Everywhere in the world, aircraft are spending more time on tarmac or hangars as the industry takes an enforced timeout. Image Credit: Bloomberg

Dubai - The global air industry is expected to lose 70 per cent of revenues for the whole year due to the severe travel restrictions imposed by government to contain the spread of COVID-19 pandemic, according to the International Air Transport Association (IATA) estimates.

The first quarter saw a decline of 38 percent of revenue opposed to the same period last year, IATA’s Director General and CEO, Alexandre and the organisation’s chief economist Brian Pearce said in an online briefing from their headquarters in Geneva.

IATA estimates that global airlines will lose $252 billion in passenger travel revenues for the whole year, 44 percent below 2019’s figures, Pearce said.

Earlier this month, IATA estimated the revenue loss to be around $113 billion. Since then more countries imposed more travel and air transport restriction that largely eliminated the international air travel market. The updated IATA estimates is based on the assumption that the lockdown and travel restrictions would last for three months.

Pearce said the air travel recovery would be slow because of the global recession caused by the coronavirus pandemic. “We don’t expect the industry to be back where it was as the economic forecast suggest at the moment we are already in deep economic recession. The expectation is that the central bank’s stimulus packages will produce a strong economic upturn [in the travel industry] at some point but not before the fourth quarter at the earliest or [most probably] in 2021. For the airline industry we might not last that long,” he warned.

The cargo service is the only part of the industry that is still operational as it is used to transport medical supplies and vital aid between regions, IATA officials said. However, financially this will not have a positive impact on the industry as cargo’s revenue represent only 10 per cent of the global airlines revenues, Pearce pointed out.

“Without immediate government relief measures, there will not be an industry left standing.

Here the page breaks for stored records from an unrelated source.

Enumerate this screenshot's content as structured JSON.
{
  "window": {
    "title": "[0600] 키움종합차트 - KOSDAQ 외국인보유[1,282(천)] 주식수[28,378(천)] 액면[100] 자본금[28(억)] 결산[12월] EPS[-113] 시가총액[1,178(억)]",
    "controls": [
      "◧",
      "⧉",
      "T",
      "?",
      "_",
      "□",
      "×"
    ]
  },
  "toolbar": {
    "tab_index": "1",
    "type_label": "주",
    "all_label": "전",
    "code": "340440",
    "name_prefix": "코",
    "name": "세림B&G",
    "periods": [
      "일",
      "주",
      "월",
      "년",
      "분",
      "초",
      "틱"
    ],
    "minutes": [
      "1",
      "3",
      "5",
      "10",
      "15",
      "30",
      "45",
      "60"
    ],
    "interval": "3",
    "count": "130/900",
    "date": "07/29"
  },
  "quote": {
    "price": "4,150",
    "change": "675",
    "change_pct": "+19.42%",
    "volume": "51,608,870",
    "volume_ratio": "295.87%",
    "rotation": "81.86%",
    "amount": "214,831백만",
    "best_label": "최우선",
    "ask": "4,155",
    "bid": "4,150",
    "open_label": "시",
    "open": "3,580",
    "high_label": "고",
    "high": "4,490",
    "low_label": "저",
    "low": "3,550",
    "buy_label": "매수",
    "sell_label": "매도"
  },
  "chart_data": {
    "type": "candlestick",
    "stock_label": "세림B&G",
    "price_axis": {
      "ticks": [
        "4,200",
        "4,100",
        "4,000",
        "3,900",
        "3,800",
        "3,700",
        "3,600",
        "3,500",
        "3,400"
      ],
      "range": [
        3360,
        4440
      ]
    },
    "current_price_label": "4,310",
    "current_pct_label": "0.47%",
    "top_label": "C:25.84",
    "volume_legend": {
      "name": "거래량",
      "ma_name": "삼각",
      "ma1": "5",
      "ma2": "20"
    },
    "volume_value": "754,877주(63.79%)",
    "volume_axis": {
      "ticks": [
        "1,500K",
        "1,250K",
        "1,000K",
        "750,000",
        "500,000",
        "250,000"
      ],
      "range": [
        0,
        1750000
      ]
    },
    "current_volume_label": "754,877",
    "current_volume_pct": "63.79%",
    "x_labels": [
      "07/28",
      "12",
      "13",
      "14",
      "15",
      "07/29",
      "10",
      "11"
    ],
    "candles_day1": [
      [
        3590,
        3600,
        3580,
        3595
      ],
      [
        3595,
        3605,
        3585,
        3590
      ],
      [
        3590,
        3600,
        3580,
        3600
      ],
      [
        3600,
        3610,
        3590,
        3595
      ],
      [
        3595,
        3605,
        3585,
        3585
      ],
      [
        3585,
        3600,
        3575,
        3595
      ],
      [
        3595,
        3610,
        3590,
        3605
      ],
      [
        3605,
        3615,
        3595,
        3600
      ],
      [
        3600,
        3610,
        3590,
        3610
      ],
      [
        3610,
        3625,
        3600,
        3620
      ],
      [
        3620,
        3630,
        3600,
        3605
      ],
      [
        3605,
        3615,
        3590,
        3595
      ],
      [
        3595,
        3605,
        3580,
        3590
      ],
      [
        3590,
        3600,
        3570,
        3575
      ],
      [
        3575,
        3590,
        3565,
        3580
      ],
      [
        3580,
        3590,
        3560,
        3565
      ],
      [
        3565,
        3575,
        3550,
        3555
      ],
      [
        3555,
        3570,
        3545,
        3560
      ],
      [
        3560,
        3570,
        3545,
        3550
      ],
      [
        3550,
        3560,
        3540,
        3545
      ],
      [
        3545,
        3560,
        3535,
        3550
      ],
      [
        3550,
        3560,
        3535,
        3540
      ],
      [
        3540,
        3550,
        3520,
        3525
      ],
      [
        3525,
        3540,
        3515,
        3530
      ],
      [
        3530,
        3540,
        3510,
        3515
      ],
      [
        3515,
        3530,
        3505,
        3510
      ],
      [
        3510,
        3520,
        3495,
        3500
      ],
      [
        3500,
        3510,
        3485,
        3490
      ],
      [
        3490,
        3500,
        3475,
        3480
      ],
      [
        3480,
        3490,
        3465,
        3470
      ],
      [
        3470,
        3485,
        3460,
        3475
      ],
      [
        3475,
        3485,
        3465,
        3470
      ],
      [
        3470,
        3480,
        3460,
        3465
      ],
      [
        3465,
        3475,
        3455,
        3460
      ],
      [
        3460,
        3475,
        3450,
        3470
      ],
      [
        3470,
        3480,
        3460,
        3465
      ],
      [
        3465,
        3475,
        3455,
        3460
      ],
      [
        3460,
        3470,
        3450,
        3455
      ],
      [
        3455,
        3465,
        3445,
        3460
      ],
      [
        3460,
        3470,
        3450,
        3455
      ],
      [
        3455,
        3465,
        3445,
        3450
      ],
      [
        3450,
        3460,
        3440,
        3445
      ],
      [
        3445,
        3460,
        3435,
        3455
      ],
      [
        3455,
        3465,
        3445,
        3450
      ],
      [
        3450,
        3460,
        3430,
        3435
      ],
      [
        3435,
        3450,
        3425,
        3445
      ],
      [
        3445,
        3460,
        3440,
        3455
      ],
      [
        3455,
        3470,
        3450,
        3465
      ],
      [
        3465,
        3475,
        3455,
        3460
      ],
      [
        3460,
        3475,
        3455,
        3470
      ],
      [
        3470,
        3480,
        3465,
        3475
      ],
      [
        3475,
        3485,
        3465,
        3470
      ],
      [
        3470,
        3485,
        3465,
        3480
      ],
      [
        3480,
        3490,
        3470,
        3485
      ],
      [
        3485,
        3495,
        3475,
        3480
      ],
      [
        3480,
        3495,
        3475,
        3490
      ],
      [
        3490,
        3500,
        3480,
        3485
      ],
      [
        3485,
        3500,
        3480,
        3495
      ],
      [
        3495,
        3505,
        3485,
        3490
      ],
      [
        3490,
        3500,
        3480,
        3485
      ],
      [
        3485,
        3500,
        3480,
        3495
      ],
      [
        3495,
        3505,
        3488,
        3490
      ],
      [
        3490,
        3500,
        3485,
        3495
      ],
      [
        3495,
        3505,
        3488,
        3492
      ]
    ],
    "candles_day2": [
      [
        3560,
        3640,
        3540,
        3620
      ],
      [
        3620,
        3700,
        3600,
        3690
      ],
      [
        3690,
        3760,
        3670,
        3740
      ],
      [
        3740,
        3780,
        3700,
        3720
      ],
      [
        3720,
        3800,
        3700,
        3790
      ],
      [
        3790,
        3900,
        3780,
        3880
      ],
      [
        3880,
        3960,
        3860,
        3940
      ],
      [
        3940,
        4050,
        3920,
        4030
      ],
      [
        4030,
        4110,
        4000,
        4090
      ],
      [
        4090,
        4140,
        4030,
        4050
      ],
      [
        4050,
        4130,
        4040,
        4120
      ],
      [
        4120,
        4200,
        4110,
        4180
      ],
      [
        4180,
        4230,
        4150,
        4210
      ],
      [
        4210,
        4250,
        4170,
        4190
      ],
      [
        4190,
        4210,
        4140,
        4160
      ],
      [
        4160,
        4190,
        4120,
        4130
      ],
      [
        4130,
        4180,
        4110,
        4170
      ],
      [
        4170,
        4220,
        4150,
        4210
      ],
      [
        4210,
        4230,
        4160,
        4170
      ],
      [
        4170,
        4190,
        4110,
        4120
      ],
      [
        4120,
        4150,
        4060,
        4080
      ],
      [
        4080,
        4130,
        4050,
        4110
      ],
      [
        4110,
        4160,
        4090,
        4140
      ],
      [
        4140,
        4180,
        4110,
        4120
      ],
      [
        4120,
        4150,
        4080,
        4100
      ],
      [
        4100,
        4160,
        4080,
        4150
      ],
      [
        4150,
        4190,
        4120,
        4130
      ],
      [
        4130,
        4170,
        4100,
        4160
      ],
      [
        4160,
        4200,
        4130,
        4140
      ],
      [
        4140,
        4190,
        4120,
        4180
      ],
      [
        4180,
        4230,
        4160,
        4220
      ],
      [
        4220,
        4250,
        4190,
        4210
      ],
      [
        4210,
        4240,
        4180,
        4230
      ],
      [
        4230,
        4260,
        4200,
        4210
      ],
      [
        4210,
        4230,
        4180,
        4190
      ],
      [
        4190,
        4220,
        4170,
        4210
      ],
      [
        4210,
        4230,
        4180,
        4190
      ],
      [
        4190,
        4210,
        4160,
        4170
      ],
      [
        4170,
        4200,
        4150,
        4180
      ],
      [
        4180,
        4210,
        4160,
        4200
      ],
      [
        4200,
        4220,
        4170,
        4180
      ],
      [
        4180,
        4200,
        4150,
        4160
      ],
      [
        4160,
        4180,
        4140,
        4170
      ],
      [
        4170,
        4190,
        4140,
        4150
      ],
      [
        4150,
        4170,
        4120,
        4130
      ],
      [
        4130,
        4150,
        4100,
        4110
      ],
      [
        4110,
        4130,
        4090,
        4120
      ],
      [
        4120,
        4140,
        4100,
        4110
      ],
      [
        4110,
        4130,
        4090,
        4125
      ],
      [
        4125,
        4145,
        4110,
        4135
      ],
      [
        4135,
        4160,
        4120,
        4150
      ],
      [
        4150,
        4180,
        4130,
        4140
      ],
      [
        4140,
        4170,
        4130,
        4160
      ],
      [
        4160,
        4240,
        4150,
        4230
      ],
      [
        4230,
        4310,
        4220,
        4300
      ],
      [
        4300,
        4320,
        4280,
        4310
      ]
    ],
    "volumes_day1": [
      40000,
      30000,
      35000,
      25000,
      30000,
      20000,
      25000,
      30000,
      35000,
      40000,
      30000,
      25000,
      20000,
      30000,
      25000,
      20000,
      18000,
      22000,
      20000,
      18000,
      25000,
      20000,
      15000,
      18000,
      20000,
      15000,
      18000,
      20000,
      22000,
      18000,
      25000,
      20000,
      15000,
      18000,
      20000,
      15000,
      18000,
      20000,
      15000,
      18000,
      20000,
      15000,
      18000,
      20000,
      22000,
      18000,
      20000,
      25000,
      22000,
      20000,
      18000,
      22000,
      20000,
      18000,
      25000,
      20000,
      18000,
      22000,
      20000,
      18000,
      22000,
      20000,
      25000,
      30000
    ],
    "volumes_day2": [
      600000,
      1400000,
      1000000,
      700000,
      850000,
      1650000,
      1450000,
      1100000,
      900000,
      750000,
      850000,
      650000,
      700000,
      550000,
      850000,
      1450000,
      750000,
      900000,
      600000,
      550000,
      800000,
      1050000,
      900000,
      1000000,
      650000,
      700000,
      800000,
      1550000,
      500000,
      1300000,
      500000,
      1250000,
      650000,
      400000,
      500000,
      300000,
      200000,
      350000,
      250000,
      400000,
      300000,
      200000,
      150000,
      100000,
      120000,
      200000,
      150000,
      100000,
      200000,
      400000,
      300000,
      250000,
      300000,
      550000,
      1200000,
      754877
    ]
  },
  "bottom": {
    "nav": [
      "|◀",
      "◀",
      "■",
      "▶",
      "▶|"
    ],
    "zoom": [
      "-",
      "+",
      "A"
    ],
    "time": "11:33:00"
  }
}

Airlines need $200 billion in liquidity support simply to make it through. Some governments have already stepped forward, but many more need to follow suit,” de Juniac said.